When the law is properly utilized, Pear and her researchers found that red flag laws can be effective.
In California, out of the 201 cases the state's gun restraining orders were utilized, almost 30% of them, or 58 cases, involved individuals making mass shooting threats, according to Pear's study.
Currently, 19 states and the District of Columbia have some form of a red flag law in place. About 16 of those jurisdictions enacted the law on or after 2018, following the Marjory Stoneman Douglas High School shooting in Parkland, Florida.
Insider found at least nine other cases of shootings with three or more fatalities, in which the suspect or perpetrator was known to have shown concerning behaviors, such as threats to themselves or the public, by mental health evaluators, law enforcement, or family members. And despite their state's gun restraining measures, the perpetrators were able to purchase a firearm.
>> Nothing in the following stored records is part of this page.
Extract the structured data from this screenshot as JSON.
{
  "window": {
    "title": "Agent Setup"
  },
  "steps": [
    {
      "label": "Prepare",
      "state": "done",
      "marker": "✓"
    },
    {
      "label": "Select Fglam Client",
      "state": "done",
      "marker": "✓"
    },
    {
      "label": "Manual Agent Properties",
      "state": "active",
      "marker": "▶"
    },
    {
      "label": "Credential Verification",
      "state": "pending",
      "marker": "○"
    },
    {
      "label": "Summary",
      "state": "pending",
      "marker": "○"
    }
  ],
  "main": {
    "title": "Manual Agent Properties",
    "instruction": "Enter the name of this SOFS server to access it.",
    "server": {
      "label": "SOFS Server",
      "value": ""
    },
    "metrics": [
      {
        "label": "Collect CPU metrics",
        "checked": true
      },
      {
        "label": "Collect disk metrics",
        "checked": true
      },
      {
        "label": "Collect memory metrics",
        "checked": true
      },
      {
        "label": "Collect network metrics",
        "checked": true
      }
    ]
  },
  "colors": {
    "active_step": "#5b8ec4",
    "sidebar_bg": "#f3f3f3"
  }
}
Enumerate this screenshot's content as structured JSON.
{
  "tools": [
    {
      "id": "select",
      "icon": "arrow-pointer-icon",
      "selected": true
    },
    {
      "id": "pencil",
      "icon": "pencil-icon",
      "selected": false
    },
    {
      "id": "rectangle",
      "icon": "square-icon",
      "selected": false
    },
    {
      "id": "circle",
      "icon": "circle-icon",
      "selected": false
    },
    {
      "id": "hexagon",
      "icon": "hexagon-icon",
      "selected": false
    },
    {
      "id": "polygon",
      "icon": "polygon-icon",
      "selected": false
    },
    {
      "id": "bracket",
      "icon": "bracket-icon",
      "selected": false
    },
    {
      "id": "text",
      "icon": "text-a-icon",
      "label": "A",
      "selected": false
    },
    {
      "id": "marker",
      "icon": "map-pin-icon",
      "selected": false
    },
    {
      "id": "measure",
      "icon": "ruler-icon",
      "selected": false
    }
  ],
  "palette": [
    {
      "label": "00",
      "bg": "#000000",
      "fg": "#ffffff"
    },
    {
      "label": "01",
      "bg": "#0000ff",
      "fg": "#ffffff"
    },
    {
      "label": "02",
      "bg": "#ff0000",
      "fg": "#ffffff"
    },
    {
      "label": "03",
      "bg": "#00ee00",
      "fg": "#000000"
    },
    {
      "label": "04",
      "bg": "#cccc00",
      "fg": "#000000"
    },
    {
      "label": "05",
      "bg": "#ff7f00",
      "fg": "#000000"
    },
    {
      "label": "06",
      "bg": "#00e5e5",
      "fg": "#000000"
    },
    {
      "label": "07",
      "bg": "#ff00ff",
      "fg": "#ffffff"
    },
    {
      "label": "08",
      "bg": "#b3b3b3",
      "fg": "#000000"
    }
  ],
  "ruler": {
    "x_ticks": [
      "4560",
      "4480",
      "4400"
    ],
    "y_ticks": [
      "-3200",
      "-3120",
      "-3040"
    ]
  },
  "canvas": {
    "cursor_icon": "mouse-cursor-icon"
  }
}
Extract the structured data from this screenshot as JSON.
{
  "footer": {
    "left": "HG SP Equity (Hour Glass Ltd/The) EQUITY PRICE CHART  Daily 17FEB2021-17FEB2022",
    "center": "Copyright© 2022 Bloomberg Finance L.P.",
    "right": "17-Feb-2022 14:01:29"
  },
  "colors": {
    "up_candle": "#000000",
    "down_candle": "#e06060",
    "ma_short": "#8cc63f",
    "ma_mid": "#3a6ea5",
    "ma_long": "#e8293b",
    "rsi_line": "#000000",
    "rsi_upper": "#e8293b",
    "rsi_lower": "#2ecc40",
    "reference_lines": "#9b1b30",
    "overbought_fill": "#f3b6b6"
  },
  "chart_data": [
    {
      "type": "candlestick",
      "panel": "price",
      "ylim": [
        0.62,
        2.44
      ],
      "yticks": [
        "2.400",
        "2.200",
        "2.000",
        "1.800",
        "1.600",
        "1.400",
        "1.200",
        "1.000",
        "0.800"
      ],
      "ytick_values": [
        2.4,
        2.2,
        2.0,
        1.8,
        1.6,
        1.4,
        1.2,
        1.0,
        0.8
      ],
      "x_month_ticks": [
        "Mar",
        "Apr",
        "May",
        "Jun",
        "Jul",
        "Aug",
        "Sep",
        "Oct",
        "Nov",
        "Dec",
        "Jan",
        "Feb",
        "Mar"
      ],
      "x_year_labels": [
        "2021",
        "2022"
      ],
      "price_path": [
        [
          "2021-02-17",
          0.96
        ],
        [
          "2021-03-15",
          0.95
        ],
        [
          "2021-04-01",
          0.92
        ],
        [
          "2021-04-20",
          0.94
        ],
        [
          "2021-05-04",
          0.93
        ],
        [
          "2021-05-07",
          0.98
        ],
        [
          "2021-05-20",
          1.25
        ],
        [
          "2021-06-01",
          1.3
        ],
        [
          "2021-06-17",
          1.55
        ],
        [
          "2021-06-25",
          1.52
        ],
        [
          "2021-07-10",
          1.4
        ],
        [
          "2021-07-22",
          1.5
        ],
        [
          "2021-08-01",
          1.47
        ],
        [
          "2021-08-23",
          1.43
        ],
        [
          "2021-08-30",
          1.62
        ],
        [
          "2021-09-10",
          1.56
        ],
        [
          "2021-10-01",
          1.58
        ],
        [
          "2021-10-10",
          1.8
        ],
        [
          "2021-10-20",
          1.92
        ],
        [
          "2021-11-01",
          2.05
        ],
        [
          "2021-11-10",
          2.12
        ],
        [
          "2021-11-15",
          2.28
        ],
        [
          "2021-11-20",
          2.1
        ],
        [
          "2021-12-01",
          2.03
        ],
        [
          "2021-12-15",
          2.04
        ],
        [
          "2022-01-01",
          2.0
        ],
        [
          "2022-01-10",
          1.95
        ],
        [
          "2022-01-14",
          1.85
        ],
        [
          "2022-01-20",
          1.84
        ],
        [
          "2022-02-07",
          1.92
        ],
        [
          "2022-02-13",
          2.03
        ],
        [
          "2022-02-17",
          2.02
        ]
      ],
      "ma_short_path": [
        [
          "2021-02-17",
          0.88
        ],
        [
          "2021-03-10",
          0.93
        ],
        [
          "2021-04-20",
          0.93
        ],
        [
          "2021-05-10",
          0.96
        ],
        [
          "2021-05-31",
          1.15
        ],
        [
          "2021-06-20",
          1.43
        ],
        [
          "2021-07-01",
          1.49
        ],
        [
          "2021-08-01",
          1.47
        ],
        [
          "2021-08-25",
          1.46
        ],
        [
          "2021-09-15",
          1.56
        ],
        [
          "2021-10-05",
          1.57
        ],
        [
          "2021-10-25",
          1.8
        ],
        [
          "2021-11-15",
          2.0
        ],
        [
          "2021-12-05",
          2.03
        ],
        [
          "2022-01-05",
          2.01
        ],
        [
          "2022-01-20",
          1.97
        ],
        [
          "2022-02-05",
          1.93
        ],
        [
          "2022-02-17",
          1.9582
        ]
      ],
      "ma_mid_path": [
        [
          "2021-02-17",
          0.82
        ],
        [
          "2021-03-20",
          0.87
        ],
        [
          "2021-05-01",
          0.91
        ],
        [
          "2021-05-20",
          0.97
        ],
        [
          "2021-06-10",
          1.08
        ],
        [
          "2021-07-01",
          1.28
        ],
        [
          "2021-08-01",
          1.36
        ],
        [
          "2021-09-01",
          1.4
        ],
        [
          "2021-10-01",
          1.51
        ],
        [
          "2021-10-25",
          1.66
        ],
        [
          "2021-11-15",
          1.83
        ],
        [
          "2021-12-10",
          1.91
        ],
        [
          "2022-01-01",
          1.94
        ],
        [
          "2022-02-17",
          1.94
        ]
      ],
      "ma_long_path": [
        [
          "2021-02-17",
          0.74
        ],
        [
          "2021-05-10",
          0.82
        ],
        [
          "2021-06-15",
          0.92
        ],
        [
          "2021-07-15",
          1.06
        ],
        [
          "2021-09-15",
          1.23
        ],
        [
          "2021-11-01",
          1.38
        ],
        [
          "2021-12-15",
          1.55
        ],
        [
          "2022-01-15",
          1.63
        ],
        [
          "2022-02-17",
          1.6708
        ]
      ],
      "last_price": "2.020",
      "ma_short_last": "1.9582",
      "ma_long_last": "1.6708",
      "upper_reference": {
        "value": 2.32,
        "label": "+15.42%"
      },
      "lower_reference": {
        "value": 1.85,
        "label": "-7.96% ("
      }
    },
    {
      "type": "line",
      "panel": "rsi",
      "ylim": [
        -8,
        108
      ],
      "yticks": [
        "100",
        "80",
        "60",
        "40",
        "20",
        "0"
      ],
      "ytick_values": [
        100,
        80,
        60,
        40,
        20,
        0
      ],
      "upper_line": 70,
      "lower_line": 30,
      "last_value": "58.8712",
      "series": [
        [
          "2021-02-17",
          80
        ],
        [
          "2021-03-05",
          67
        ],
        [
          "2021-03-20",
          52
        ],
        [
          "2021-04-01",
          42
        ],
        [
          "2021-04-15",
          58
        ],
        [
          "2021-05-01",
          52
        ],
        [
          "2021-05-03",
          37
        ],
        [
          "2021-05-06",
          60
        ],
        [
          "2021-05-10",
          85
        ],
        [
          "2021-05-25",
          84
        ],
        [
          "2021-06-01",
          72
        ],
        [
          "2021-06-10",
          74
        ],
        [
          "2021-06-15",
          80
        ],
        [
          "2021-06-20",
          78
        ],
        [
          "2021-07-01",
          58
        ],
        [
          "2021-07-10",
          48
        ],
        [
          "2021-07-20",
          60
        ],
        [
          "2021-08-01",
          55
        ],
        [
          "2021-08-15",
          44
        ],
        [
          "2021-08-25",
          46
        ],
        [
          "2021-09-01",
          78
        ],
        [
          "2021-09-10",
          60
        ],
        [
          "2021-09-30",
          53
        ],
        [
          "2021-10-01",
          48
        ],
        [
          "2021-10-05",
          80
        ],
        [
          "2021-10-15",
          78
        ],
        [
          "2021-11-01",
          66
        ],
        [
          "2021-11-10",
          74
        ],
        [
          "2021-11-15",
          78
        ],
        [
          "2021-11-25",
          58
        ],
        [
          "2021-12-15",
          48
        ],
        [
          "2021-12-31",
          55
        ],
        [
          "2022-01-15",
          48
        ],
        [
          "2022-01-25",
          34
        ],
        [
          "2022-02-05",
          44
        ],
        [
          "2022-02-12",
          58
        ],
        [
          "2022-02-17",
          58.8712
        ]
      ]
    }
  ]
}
Here are several cases where shooters and suspects slipped through the cracks of their state's red flag laws.